  16. You wrote:

    Of everything we’ve seen, your Curmudgeon has found only one item worth reporting.

    Dammit, I’ve spent most of my day today on my response to that (see link below).
    The problem is your focus on what they’re SAYING. Sometimes you need a shift of focus to what they’re DOING in those articles.

    I’m reminded of a story (I thought it was a Seuss story with Bartholomew Cubbins, but I can’t confirm that), in which a boy goes home from the castle every day pushing a wheelbarrow, which the king’s guards inspect every day to make sure the boy is not making off with castle property. End of story: the boy has taken home enough of the king’s wheelbarrows to fill up his whole house.

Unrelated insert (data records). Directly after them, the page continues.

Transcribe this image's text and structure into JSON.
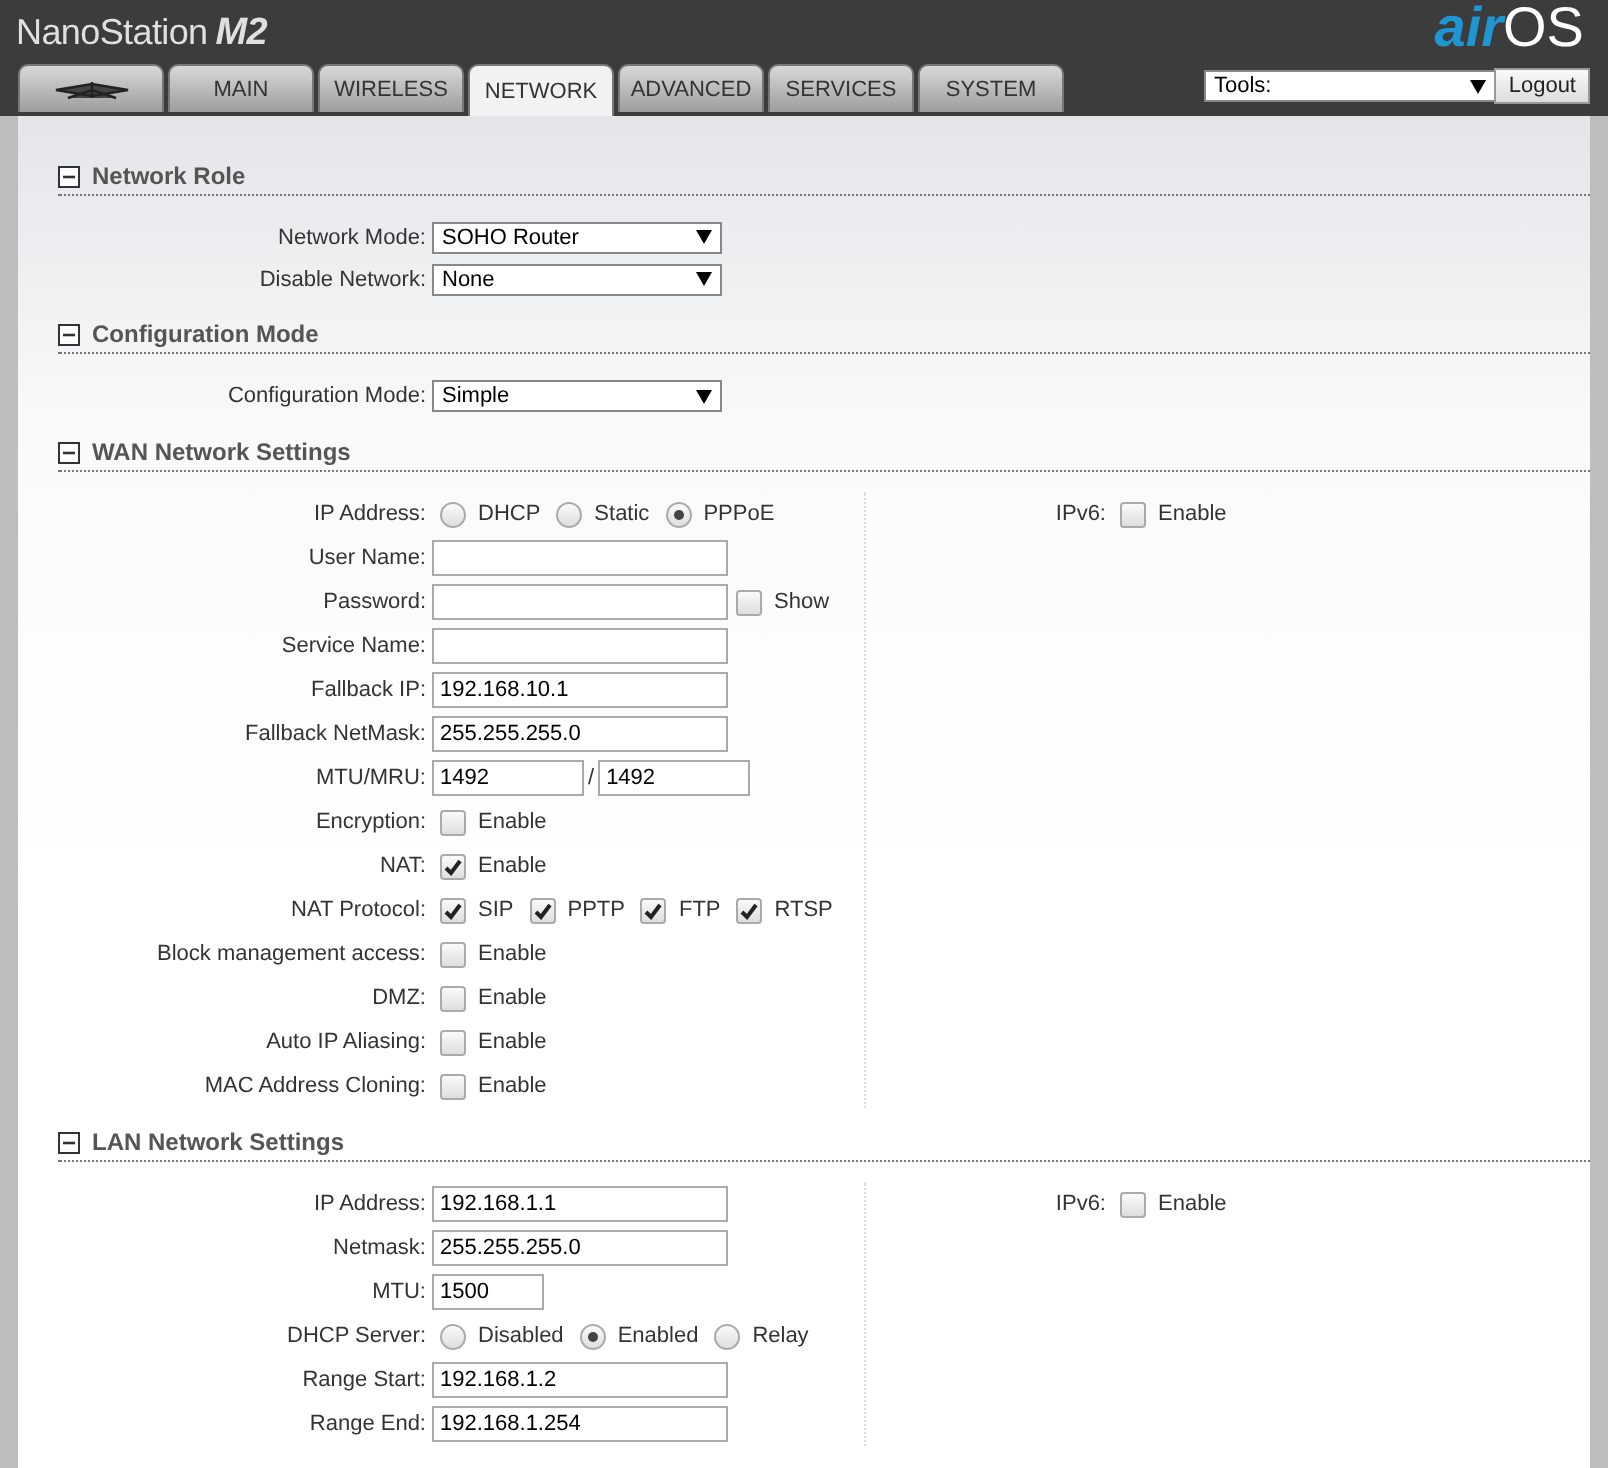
{
  "header": {
    "product": "NanoStation",
    "model": "M2",
    "brand_left": "air",
    "brand_right": "OS"
  },
  "tabs": [
    {
      "kind": "logo",
      "selected": false
    },
    {
      "kind": "text",
      "label": "MAIN",
      "selected": false
    },
    {
      "kind": "text",
      "label": "WIRELESS",
      "selected": false
    },
    {
      "kind": "text",
      "label": "NETWORK",
      "selected": true
    },
    {
      "kind": "text",
      "label": "ADVANCED",
      "selected": false
    },
    {
      "kind": "text",
      "label": "SERVICES",
      "selected": false
    },
    {
      "kind": "text",
      "label": "SYSTEM",
      "selected": false
    }
  ],
  "tools": {
    "value": "Tools:"
  },
  "logout": "Logout",
  "sections": [
    {
      "title": "Network Role",
      "expanded": true,
      "rows": [
        {
          "kind": "select",
          "label": "Network Mode:",
          "value": "SOHO Router"
        },
        {
          "kind": "select",
          "label": "Disable Network:",
          "value": "None"
        }
      ]
    },
    {
      "title": "Configuration Mode",
      "expanded": true,
      "rows": [
        {
          "kind": "select",
          "label": "Configuration Mode:",
          "value": "Simple"
        }
      ]
    },
    {
      "title": "WAN Network Settings",
      "expanded": true,
      "rows": [
        {
          "kind": "radios",
          "label": "IP Address:",
          "options": [
            {
              "label": "DHCP",
              "selected": false
            },
            {
              "label": "Static",
              "selected": false
            },
            {
              "label": "PPPoE",
              "selected": true
            }
          ]
        },
        {
          "kind": "text",
          "label": "User Name:"
        },
        {
          "kind": "text_check",
          "label": "Password:",
          "options": [
            {
              "label": "Show",
              "checked": false
            }
          ]
        },
        {
          "kind": "text",
          "label": "Service Name:"
        },
        {
          "kind": "text",
          "label": "Fallback IP:",
          "value": "192.168.10.1"
        },
        {
          "kind": "text",
          "label": "Fallback NetMask:",
          "value": "255.255.255.0"
        },
        {
          "kind": "pair",
          "label": "MTU/MRU:",
          "values": [
            "1492",
            "1492"
          ],
          "separator": "/"
        },
        {
          "kind": "checks",
          "label": "Encryption:",
          "options": [
            {
              "label": "Enable",
              "checked": false
            }
          ]
        },
        {
          "kind": "checks",
          "label": "NAT:",
          "options": [
            {
              "label": "Enable",
              "checked": true
            }
          ]
        },
        {
          "kind": "checks",
          "label": "NAT Protocol:",
          "options": [
            {
              "label": "SIP",
              "checked": true
            },
            {
              "label": "PPTP",
              "checked": true
            },
            {
              "label": "FTP",
              "checked": true
            },
            {
              "label": "RTSP",
              "checked": true
            }
          ]
        },
        {
          "kind": "checks",
          "label": "Block management access:",
          "options": [
            {
              "label": "Enable",
              "checked": false
            }
          ]
        },
        {
          "kind": "checks",
          "label": "DMZ:",
          "options": [
            {
              "label": "Enable",
              "checked": false
            }
          ]
        },
        {
          "kind": "checks",
          "label": "Auto IP Aliasing:",
          "options": [
            {
              "label": "Enable",
              "checked": false
            }
          ]
        },
        {
          "kind": "checks",
          "label": "MAC Address Cloning:",
          "options": [
            {
              "label": "Enable",
              "checked": false
            }
          ]
        }
      ],
      "side_rows": [
        {
          "kind": "checks",
          "label": "IPv6:",
          "options": [
            {
              "label": "Enable",
              "checked": false
            }
          ]
        }
      ]
    },
    {
      "title": "LAN Network Settings",
      "expanded": true,
      "rows": [
        {
          "kind": "text",
          "label": "IP Address:",
          "value": "192.168.1.1"
        },
        {
          "kind": "text",
          "label": "Netmask:",
          "value": "255.255.255.0"
        },
        {
          "kind": "short_text",
          "label": "MTU:",
          "value": "1500"
        },
        {
          "kind": "radios",
          "label": "DHCP Server:",
          "options": [
            {
              "label": "Disabled",
              "selected": false
            },
            {
              "label": "Enabled",
              "selected": true
            },
            {
              "label": "Relay",
              "selected": false
            }
          ]
        },
        {
          "kind": "text",
          "label": "Range Start:",
          "value": "192.168.1.2"
        },
        {
          "kind": "text",
          "label": "Range End:",
          "value": "192.168.1.254"
        }
      ],
      "side_rows": [
        {
          "kind": "checks",
          "label": "IPv6:",
          "options": [
            {
              "label": "Enable",
              "checked": false
            }
          ]
        }
      ]
    }
  ]
}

    Anyway, here’s my post, in case you’re interested:
    http://curricublog.org/2008/11/23/fair-or-balanced/

  17. Tony Whitson says:

    The problem is your focus on what they’re SAYING. Sometimes you need a shift of focus to what they’re DOING in those articles.

    Good job, Tony. I urge everyone to visit Tony’s blog to see what he says. It reminds me of what happened in the Louisiana legislature, where they lined up three “experts” from one bible college to create the appearance of a scientific controversy.

  18. I also posted about my experiences at the hearing at Daily Kos. The problem with the newspaper reporting is that so few actually stay through the whole thing. I tried to report both on my own testimony – which included calling the creationists out on their “willful deception, in other words, lying” and got told I was not allowed to say that word by McLeroy. They also laughed when I named the creationist board members by name. Apparently I left one out and Bradley waved his hands in the air. Ironic, when they’re so intent on telling the audience and the media their changes have “nothing to do with religion” or ID/creationism. There’s an MP3 of my testimony at the DK diary, and you can hear them laughing. Messin’ with TX Education:
    http://www.dailykos.com/storyonly/2008/11/21/11102/072?new=true